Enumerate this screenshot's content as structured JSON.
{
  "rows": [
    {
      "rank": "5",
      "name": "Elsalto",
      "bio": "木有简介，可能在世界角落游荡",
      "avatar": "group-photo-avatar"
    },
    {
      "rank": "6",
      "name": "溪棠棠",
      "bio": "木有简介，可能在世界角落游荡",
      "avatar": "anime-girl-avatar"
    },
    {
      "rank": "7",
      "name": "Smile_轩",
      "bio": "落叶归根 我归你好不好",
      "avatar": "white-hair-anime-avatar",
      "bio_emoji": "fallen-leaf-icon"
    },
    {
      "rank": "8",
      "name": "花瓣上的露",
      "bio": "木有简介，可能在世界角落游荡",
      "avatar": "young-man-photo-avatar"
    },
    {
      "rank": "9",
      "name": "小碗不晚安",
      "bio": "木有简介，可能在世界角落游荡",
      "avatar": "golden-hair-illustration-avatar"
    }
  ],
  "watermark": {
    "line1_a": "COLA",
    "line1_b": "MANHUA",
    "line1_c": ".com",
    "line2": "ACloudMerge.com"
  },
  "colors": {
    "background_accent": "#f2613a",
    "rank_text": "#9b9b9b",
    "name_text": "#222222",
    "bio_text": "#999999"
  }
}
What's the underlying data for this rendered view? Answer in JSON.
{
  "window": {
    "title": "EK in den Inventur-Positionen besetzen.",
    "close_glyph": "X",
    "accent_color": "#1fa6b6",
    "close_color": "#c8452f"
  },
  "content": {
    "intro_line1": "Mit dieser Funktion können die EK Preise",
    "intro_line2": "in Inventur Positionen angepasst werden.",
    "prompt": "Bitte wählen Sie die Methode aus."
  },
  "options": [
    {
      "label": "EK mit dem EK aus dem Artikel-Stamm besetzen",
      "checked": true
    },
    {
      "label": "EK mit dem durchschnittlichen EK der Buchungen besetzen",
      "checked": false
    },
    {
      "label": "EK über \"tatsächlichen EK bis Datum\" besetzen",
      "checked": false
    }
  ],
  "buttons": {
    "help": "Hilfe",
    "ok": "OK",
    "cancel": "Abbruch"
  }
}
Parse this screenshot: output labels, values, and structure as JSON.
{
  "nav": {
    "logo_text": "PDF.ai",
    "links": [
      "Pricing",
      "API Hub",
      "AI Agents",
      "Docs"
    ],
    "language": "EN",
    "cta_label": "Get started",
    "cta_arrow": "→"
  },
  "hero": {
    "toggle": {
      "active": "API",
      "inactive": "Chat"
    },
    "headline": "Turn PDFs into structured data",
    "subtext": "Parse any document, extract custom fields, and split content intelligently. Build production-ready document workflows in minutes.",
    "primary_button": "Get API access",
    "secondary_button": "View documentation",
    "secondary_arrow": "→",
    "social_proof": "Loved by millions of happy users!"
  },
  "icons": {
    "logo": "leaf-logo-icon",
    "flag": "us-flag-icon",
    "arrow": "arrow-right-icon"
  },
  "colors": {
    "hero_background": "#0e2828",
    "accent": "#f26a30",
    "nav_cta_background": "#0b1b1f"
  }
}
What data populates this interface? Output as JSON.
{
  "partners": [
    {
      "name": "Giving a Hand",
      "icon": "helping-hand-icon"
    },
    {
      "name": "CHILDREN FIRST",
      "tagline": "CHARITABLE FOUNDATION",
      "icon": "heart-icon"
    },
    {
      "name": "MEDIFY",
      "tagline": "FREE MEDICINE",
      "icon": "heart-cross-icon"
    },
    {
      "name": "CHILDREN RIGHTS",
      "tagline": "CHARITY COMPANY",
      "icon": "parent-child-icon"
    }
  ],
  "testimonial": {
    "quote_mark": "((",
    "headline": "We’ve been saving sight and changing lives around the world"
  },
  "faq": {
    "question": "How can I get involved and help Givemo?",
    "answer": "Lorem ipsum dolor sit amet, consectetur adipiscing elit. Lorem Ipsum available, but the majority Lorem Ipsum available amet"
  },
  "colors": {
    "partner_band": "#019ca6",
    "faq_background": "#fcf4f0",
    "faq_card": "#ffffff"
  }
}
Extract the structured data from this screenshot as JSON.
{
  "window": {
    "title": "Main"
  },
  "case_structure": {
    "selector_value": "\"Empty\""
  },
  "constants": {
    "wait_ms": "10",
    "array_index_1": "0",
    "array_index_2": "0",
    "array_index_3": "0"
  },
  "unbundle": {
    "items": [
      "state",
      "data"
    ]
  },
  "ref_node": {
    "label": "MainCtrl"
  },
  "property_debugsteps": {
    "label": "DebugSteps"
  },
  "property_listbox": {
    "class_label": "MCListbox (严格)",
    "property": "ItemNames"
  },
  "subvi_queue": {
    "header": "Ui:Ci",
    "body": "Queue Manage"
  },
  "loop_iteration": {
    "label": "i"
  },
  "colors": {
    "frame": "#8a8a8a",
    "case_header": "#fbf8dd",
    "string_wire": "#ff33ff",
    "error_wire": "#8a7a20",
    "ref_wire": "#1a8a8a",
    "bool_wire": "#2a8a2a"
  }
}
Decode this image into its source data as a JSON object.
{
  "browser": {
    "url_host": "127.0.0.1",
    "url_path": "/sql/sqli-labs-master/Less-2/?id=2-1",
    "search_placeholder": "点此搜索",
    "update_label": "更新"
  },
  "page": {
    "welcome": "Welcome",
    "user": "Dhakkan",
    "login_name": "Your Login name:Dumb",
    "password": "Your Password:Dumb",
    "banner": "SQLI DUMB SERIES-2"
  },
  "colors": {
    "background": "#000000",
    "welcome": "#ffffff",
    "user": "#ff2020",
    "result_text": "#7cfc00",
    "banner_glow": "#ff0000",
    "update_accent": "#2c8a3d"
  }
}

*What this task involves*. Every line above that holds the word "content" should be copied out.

*Result below*.
Enumerate this screenshot's content as structured JSON.
  "content": {
    "subtext": "Parse any document, extract custom fields, and split content intelligently. Build production-ready document workflows in minutes.",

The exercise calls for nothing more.